WHAT IS REQUIRED: Working line by line, output the entries below exactly as they appear.

RECORDS PROVIDED:
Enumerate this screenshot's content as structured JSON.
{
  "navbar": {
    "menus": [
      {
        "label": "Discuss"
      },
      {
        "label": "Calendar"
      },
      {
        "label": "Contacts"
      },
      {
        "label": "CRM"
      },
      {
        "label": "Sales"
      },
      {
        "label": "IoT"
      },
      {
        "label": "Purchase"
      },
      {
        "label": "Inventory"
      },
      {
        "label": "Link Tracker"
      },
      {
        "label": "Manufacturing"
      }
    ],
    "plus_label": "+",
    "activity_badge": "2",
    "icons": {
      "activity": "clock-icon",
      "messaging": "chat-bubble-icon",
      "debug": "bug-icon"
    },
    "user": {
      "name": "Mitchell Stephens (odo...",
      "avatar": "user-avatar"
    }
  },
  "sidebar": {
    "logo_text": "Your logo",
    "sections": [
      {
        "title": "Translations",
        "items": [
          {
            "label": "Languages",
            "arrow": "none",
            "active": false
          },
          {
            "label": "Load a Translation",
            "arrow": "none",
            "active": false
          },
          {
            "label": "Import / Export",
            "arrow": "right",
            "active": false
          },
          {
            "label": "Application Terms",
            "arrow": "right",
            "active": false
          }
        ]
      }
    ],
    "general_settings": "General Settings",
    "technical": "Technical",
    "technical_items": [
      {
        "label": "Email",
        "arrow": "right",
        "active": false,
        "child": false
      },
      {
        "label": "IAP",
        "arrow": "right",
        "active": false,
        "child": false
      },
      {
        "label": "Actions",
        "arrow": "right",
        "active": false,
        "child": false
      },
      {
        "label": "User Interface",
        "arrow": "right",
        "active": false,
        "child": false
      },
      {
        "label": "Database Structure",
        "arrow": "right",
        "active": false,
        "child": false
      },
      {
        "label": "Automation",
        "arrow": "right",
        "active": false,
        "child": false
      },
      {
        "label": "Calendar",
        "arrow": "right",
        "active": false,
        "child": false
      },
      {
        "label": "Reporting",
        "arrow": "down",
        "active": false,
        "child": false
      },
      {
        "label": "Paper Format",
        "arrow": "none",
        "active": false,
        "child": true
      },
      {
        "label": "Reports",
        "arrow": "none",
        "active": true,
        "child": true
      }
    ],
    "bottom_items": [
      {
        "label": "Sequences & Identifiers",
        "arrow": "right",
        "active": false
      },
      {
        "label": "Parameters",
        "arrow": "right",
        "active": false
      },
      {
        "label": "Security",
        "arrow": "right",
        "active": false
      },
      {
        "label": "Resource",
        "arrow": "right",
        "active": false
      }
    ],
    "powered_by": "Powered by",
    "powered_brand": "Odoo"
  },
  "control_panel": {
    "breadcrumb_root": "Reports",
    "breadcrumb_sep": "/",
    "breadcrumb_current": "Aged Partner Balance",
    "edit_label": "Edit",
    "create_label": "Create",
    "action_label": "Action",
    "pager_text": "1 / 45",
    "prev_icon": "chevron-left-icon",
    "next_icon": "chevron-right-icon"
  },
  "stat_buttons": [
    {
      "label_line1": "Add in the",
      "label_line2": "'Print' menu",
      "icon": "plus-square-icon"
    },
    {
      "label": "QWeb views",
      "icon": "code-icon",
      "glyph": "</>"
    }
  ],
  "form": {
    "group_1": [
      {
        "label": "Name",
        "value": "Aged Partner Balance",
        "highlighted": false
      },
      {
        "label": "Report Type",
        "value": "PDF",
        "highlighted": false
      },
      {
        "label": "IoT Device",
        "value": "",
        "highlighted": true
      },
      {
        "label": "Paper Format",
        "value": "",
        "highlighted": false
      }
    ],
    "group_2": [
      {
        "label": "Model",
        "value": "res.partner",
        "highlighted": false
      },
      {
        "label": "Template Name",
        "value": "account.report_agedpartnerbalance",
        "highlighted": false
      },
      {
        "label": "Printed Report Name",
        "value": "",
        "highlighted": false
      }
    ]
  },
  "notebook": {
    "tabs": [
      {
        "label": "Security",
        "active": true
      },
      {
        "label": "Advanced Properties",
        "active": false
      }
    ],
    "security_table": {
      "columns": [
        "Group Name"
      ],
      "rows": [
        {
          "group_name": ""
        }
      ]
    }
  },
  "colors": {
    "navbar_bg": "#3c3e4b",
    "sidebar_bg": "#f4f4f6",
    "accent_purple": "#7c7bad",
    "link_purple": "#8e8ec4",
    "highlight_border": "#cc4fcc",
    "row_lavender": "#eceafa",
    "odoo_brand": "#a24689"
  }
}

EXERCISE RESULT:
Enumerate this screenshot's content as structured JSON.
{
  "navbar": {
    "menus": [
      {
        "label": "Discuss"
      },
      {
        "label": "Calendar"
      },
      {
        "label": "Contacts"
      },
      {
        "label": "CRM"
      },
      {
        "label": "Sales"
      },
      {
        "label": "IoT"
      },
      {
        "label": "Purchase"
      },
      {
        "label": "Inventory"
      },
      {
        "label": "Link Tracker"
      },
      {
        "label": "Manufacturing"
      }
    ],
    "plus_label": "+",
    "activity_badge": "2",
    "icons": {
      "activity": "clock-icon",
      "messaging": "chat-bubble-icon",
      "debug": "bug-icon"
    },
    "user": {
      "name": "Mitchell Stephens (odo...",
      "avatar": "user-avatar"
    }
  },
  "sidebar": {
    "logo_text": "Your logo",
    "sections": [
      {
        "title": "Translations",
        "items": [
          {
            "label": "Languages",
            "arrow": "none",
            "active": false
          },
          {
            "label": "Load a Translation",
            "arrow": "none",
            "active": false
          },
          {
            "label": "Import / Export",
            "arrow": "right",
            "active": false
          },
          {
            "label": "Application Terms",
            "arrow": "right",
            "active": false
          }
        ]
      }
    ],
    "general_settings": "General Settings",
    "technical": "Technical",
    "technical_items": [
      {
        "label": "Email",
        "arrow": "right",
        "active": false,
        "child": false
      },
      {
        "label": "IAP",
        "arrow": "right",
        "active": false,
        "child": false
      },
      {
        "label": "Actions",
        "arrow": "right",
        "active": false,
        "child": false
      },
      {
        "label": "User Interface",
        "arrow": "right",
        "active": false,
        "child": false
      },
      {
        "label": "Database Structure",
        "arrow": "right",
        "active": false,
        "child": false
      },
      {
        "label": "Automation",
        "arrow": "right",
        "active": false,
        "child": false
      },
      {
        "label": "Calendar",
        "arrow": "right",
        "active": false,
        "child": false
      },
      {
        "label": "Reporting",
        "arrow": "down",
        "active": false,
        "child": false
      },
      {
        "label": "Paper Format",
        "arrow": "none",
        "active": false,
        "child": true
      },
      {
        "label": "Reports",
        "arrow": "none",
        "active": true,
        "child": true
      }
    ],
    "bottom_items": [
      {
        "label": "Sequences & Identifiers",
        "arrow": "right",
        "active": false
      },
      {
        "label": "Parameters",
        "arrow": "right",
        "active": false
      },
      {
        "label": "Security",
        "arrow": "right",
        "active": false
      },
      {
        "label": "Resource",
        "arrow": "right",
        "active": false
      }
    ],
    "powered_by": "Powered by",
    "powered_brand": "Odoo"
  },
  "control_panel": {
    "breadcrumb_root": "Reports",
    "breadcrumb_sep": "/",
    "breadcrumb_current": "Aged Partner Balance",
    "edit_label": "Edit",
    "create_label": "Create",
    "action_label": "Action",
    "pager_text": "1 / 45",
    "prev_icon": "chevron-left-icon",
    "next_icon": "chevron-right-icon"
  },
  "stat_buttons": [
    {
      "label_line1": "Add in the",
      "label_line2": "'Print' menu",
      "icon": "plus-square-icon"
    },
    {
      "label": "QWeb views",
      "icon": "code-icon",
      "glyph": "</>"
    }
  ],
  "form": {
    "group_1": [
      {
        "label": "Name",
        "value": "Aged Partner Balance",
        "highlighted": false
      },
      {
        "label": "Report Type",
        "value": "PDF",
        "highlighted": false
      },
      {
        "label": "IoT Device",
        "value": "",
        "highlighted": true
      },
      {
        "label": "Paper Format",
        "value": "",
        "highlighted": false
      }
    ],
    "group_2": [
      {
        "label": "Model",
        "value": "res.partner",
        "highlighted": false
      },
      {
        "label": "Template Name",
        "value": "account.report_agedpartnerbalance",
        "highlighted": false
      },
      {
        "label": "Printed Report Name",
        "value": "",
        "highlighted": false
      }
    ]
  },
  "notebook": {
    "tabs": [
      {
        "label": "Security",
        "active": true
      },
      {
        "label": "Advanced Properties",
        "active": false
      }
    ],
    "security_table": {
      "columns": [
        "Group Name"
      ],
      "rows": [
        {
          "group_name": ""
        }
      ]
    }
  },
  "colors": {
    "navbar_bg": "#3c3e4b",
    "sidebar_bg": "#f4f4f6",
    "accent_purple": "#7c7bad",
    "link_purple": "#8e8ec4",
    "highlight_border": "#cc4fcc",
    "row_lavender": "#eceafa",
    "odoo_brand": "#a24689"
  }
}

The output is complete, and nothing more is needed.